» **WORK INSTRUCTION**: What you return must be the complete listing, unchanged.

::::

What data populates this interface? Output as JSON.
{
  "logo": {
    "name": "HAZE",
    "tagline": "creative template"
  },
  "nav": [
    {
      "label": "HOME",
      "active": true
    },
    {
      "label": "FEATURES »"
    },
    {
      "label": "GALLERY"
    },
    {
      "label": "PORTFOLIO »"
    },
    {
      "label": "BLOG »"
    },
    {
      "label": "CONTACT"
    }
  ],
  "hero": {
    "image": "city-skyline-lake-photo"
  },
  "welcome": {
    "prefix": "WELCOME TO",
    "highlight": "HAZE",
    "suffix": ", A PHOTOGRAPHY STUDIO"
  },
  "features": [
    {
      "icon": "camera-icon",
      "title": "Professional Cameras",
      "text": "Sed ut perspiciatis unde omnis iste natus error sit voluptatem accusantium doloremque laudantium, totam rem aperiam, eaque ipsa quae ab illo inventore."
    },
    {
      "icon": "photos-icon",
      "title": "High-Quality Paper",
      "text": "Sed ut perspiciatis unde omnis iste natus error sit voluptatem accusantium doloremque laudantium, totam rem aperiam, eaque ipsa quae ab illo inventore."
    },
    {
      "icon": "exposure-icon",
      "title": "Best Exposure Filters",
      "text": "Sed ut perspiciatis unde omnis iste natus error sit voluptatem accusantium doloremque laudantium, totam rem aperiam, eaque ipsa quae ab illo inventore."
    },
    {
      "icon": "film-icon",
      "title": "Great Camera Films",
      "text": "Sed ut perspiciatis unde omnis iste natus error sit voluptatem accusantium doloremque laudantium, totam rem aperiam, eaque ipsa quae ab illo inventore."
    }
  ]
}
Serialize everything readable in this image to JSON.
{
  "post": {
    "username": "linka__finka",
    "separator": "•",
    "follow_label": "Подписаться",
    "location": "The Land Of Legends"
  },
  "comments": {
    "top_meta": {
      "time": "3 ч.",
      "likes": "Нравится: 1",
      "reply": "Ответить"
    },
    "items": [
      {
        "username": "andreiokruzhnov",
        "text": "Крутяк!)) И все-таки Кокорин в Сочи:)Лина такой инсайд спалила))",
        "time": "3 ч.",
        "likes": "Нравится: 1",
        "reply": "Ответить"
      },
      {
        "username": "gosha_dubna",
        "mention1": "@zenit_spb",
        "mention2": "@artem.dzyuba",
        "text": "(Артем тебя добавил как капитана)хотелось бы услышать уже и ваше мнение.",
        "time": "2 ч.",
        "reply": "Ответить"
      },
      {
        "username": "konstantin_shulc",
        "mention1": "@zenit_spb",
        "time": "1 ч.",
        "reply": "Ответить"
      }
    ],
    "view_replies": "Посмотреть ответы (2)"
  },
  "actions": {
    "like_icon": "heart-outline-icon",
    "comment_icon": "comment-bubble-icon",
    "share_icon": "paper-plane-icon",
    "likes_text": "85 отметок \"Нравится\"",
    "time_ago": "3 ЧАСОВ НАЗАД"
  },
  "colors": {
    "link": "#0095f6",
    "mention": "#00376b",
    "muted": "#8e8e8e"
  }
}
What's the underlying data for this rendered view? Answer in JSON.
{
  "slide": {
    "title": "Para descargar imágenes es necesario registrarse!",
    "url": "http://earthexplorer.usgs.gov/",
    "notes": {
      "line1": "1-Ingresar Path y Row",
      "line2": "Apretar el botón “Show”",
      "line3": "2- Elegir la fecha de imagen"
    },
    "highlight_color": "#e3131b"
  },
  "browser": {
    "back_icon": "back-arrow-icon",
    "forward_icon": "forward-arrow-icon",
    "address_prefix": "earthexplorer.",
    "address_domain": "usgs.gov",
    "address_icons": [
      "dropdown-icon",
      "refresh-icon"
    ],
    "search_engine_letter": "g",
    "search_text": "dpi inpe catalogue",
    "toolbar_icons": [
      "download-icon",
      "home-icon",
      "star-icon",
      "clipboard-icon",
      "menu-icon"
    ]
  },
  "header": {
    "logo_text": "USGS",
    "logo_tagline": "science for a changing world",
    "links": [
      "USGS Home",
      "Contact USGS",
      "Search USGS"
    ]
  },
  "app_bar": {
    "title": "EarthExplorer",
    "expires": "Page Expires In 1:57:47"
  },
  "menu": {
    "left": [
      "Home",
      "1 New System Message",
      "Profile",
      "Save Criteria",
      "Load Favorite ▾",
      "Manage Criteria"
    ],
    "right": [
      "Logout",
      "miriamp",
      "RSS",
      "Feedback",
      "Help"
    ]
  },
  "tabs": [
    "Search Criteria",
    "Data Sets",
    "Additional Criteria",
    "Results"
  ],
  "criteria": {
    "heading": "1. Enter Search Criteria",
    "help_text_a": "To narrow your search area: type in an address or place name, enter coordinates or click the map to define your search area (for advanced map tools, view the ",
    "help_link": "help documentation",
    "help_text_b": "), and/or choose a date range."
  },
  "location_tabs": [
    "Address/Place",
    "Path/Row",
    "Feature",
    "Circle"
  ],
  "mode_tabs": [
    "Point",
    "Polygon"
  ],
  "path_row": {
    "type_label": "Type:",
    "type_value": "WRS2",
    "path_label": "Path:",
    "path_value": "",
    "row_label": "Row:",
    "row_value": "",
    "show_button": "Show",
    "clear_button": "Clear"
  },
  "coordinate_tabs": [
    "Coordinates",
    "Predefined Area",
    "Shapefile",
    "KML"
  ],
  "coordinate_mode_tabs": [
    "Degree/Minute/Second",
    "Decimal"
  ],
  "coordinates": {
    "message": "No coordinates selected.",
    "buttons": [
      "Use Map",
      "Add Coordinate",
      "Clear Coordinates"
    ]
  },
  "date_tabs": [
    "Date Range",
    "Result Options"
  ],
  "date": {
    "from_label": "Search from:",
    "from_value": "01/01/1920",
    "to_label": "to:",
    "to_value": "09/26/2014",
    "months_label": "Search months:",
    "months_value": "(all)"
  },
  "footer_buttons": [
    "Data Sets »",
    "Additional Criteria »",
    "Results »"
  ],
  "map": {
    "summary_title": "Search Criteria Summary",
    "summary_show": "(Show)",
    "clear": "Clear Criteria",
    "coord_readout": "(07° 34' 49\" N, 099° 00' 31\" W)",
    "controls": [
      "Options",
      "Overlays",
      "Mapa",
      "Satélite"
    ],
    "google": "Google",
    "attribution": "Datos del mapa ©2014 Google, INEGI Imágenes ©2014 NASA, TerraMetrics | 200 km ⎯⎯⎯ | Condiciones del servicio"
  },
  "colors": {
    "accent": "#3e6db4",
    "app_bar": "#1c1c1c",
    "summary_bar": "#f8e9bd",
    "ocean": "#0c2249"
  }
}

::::

» **ANSWER TO THIS TASK**:
What data populates this interface? Output as JSON.
{
  "logo": {
    "name": "HAZE",
    "tagline": "creative template"
  },
  "nav": [
    {
      "label": "HOME",
      "active": true
    },
    {
      "label": "FEATURES »"
    },
    {
      "label": "GALLERY"
    },
    {
      "label": "PORTFOLIO »"
    },
    {
      "label": "BLOG »"
    },
    {
      "label": "CONTACT"
    }
  ],
  "hero": {
    "image": "city-skyline-lake-photo"
  },
  "welcome": {
    "prefix": "WELCOME TO",
    "highlight": "HAZE",
    "suffix": ", A PHOTOGRAPHY STUDIO"
  },
  "features": [
    {
      "icon": "camera-icon",
      "title": "Professional Cameras",
      "text": "Sed ut perspiciatis unde omnis iste natus error sit voluptatem accusantium doloremque laudantium, totam rem aperiam, eaque ipsa quae ab illo inventore."
    },
    {
      "icon": "photos-icon",
      "title": "High-Quality Paper",
      "text": "Sed ut perspiciatis unde omnis iste natus error sit voluptatem accusantium doloremque laudantium, totam rem aperiam, eaque ipsa quae ab illo inventore."
    },
    {
      "icon": "exposure-icon",
      "title": "Best Exposure Filters",
      "text": "Sed ut perspiciatis unde omnis iste natus error sit voluptatem accusantium doloremque laudantium, totam rem aperiam, eaque ipsa quae ab illo inventore."
    },
    {
      "icon": "film-icon",
      "title": "Great Camera Films",
      "text": "Sed ut perspiciatis unde omnis iste natus error sit voluptatem accusantium doloremque laudantium, totam rem aperiam, eaque ipsa quae ab illo inventore."
    }
  ]
}
Serialize everything readable in this image to JSON.
{
  "post": {
    "username": "linka__finka",
    "separator": "•",
    "follow_label": "Подписаться",
    "location": "The Land Of Legends"
  },
  "comments": {
    "top_meta": {
      "time": "3 ч.",
      "likes": "Нравится: 1",
      "reply": "Ответить"
    },
    "items": [
      {
        "username": "andreiokruzhnov",
        "text": "Крутяк!)) И все-таки Кокорин в Сочи:)Лина такой инсайд спалила))",
        "time": "3 ч.",
        "likes": "Нравится: 1",
        "reply": "Ответить"
      },
      {
        "username": "gosha_dubna",
        "mention1": "@zenit_spb",
        "mention2": "@artem.dzyuba",
        "text": "(Артем тебя добавил как капитана)хотелось бы услышать уже и ваше мнение.",
        "time": "2 ч.",
        "reply": "Ответить"
      },
      {
        "username": "konstantin_shulc",
        "mention1": "@zenit_spb",
        "time": "1 ч.",
        "reply": "Ответить"
      }
    ],
    "view_replies": "Посмотреть ответы (2)"
  },
  "actions": {
    "like_icon": "heart-outline-icon",
    "comment_icon": "comment-bubble-icon",
    "share_icon": "paper-plane-icon",
    "likes_text": "85 отметок \"Нравится\"",
    "time_ago": "3 ЧАСОВ НАЗАД"
  },
  "colors": {
    "link": "#0095f6",
    "mention": "#00376b",
    "muted": "#8e8e8e"
  }
}
What's the underlying data for this rendered view? Answer in JSON.
{
  "slide": {
    "title": "Para descargar imágenes es necesario registrarse!",
    "url": "http://earthexplorer.usgs.gov/",
    "notes": {
      "line1": "1-Ingresar Path y Row",
      "line2": "Apretar el botón “Show”",
      "line3": "2- Elegir la fecha de imagen"
    },
    "highlight_color": "#e3131b"
  },
  "browser": {
    "back_icon": "back-arrow-icon",
    "forward_icon": "forward-arrow-icon",
    "address_prefix": "earthexplorer.",
    "address_domain": "usgs.gov",
    "address_icons": [
      "dropdown-icon",
      "refresh-icon"
    ],
    "search_engine_letter": "g",
    "search_text": "dpi inpe catalogue",
    "toolbar_icons": [
      "download-icon",
      "home-icon",
      "star-icon",
      "clipboard-icon",
      "menu-icon"
    ]
  },
  "header": {
    "logo_text": "USGS",
    "logo_tagline": "science for a changing world",
    "links": [
      "USGS Home",
      "Contact USGS",
      "Search USGS"
    ]
  },
  "app_bar": {
    "title": "EarthExplorer",
    "expires": "Page Expires In 1:57:47"
  },
  "menu": {
    "left": [
      "Home",
      "1 New System Message",
      "Profile",
      "Save Criteria",
      "Load Favorite ▾",
      "Manage Criteria"
    ],
    "right": [
      "Logout",
      "miriamp",
      "RSS",
      "Feedback",
      "Help"
    ]
  },
  "tabs": [
    "Search Criteria",
    "Data Sets",
    "Additional Criteria",
    "Results"
  ],
  "criteria": {
    "heading": "1. Enter Search Criteria",
    "help_text_a": "To narrow your search area: type in an address or place name, enter coordinates or click the map to define your search area (for advanced map tools, view the ",
    "help_link": "help documentation",
    "help_text_b": "), and/or choose a date range."
  },
  "location_tabs": [
    "Address/Place",
    "Path/Row",
    "Feature",
    "Circle"
  ],
  "mode_tabs": [
    "Point",
    "Polygon"
  ],
  "path_row": {
    "type_label": "Type:",
    "type_value": "WRS2",
    "path_label": "Path:",
    "path_value": "",
    "row_label": "Row:",
    "row_value": "",
    "show_button": "Show",
    "clear_button": "Clear"
  },
  "coordinate_tabs": [
    "Coordinates",
    "Predefined Area",
    "Shapefile",
    "KML"
  ],
  "coordinate_mode_tabs": [
    "Degree/Minute/Second",
    "Decimal"
  ],
  "coordinates": {
    "message": "No coordinates selected.",
    "buttons": [
      "Use Map",
      "Add Coordinate",
      "Clear Coordinates"
    ]
  },
  "date_tabs": [
    "Date Range",
    "Result Options"
  ],
  "date": {
    "from_label": "Search from:",
    "from_value": "01/01/1920",
    "to_label": "to:",
    "to_value": "09/26/2014",
    "months_label": "Search months:",
    "months_value": "(all)"
  },
  "footer_buttons": [
    "Data Sets »",
    "Additional Criteria »",
    "Results »"
  ],
  "map": {
    "summary_title": "Search Criteria Summary",
    "summary_show": "(Show)",
    "clear": "Clear Criteria",
    "coord_readout": "(07° 34' 49\" N, 099° 00' 31\" W)",
    "controls": [
      "Options",
      "Overlays",
      "Mapa",
      "Satélite"
    ],
    "google": "Google",
    "attribution": "Datos del mapa ©2014 Google, INEGI Imágenes ©2014 NASA, TerraMetrics | 200 km ⎯⎯⎯ | Condiciones del servicio"
  },
  "colors": {
    "accent": "#3e6db4",
    "app_bar": "#1c1c1c",
    "summary_bar": "#f8e9bd",
    "ocean": "#0c2249"
  }
}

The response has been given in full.